How did the world find itself in such a situation that nuclear weapons could be the best hope for its salvation? To find the answer, we have to dig deep into the guts of World War II and the politics of a proud, violent, fascist Japan.
In mid-1945, Japan’s major decisions about war and peace came from the Supreme War Council, a body of six ministers whose hectic meetings controlled the waging of the war and, so, the lives of millions in August of that year. The events proceeded as follows: the first bomb was dropped on Hiroshima on the 6th of August. Information about the damage filtered up to the leadership by the 8th and a meeting was called, but the more militant branches of the government said they were too busy to come and it should be tomorrow. The Soviet invasion of Japanese-occupied Manchuria started in the early minutes of the morning of the 9th, and then Nagasaki was erased later that same day, as the Council sat in their meeting. The day after, Japan began negotiations with the U.S. that would lead to full surrender on the 14th.
There aren’t many first-hand accounts of the decision-making process involved in the surrender – like the Nazis, the fascist Japanese loved burning documents – but the few papers we do have paint a tense and foreboding portrait of the last meetings. Over the last months, the U.S. had taken the near island of Okinawa, huge air raids had razed major cities, and the nation’s resources (food, houses, human beings) had dwindled and burned. Yet despite the dire straits strangling Japan, the Council was in stalemate over whether to accept the terms of the U.S. Potsdam Declaration. Then suddenly, two pacemaker-shattering shocks appeared on each other’s heels – the A-bomb and Stalin’s invasion – adding a new sense of urgency to the search for peace.
On the 9th of August, the six ministers of the Supreme War Council sat down as they had on many other fruitless occasions and debated each other, showing their teeth, not bowing low enough, and rudely spilling tea, which is as close as Japan gets to anarchy. Three of the ministers continued to support surrender and acceptance of current peace terms.

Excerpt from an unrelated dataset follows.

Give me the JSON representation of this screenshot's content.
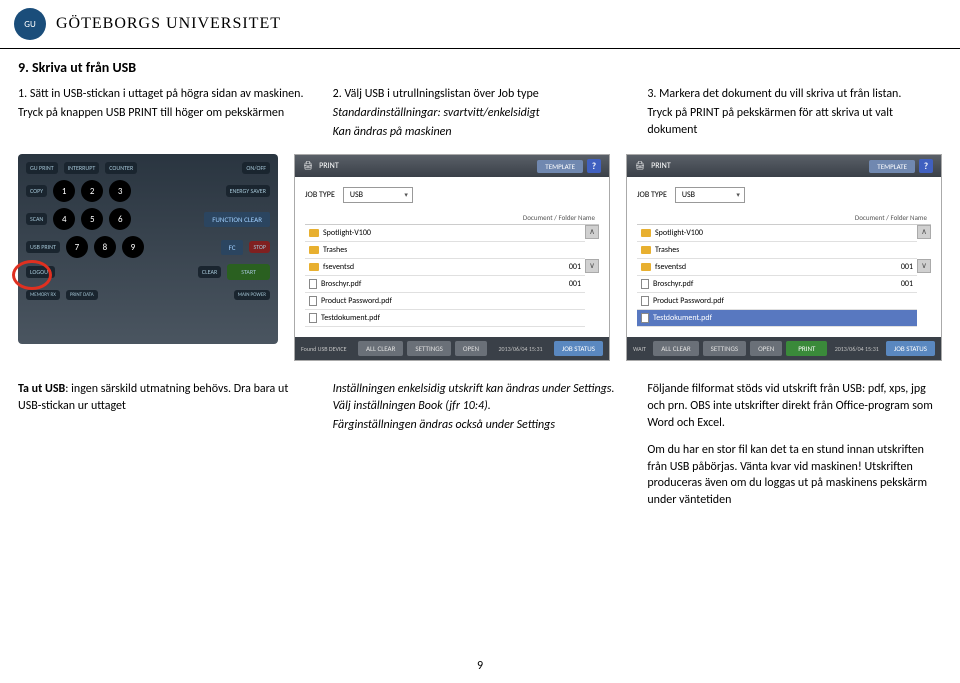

Three others, led by the vociferous Minister of War Korechika Anami, wished to continue until the bitter end – or at least until hundreds of thousands of Japanese and American deaths convinced the Allies to pardon Japan’s current rulers and grant them more post-war control. This was the non-surrender party’s goal: to convince the U.S., by means of steadfast resistance, to let them keep running their country into the ground after the war ended.
Korechika Anami was the kind of man who would try to stare an enemy tank into butter if it dared to charge him. A stubborn product of Japan’s decades of militarism, he held himself to be a classic samurai, practicing daily such anachronisms as the sword, bow, and religious devotion to the Emperor.
Anami’s determination to fight until the bitter end manifested in a great deal of wishful thinking. Hours after Hiroshima, he contended that an atomic bomb would be too big to carry across the ocean and thus none had been used, only a very powerful regular bomb. (Most countries in World War II had gained rudimentary knowledge of the hypothetical weapon through pre-war research and had a vague idea of what an “atomic bomb” might be.) When pressed, he insisted that in any case the U.S. could only have one bomb, as the amount of enriched Uranium required for a single bomb was astronomical and they couldn’t afford to build another (he was right – the U.S. made its second bomb of Plutonium). Of course, when Nagasaki was destroyed during the meeting, it kind of undermined his “one bomb” argument. But he plunged onward nonetheless, insisting that Japan continue the war even if victory was “mathematically impossible.”
The Minister of War’s victory-or-death worldview was not unique – many of his subordinates in all branches of the military lived and breathed such ideas. When, after the War Council meetings, he would speak to the other officers, it was like locking himself in an echo chamber of fascist jargon and violent excitement at the thought of honorable death. These ideals were deeply ingrained – though not omnipresent – in the rank and file soldiers, the kamikaze pilots, the civilians who committed mass suicide rather than be captured. Japan’s supreme willpower in this regard is proof of the world of difference that existed between defeat and surrender.→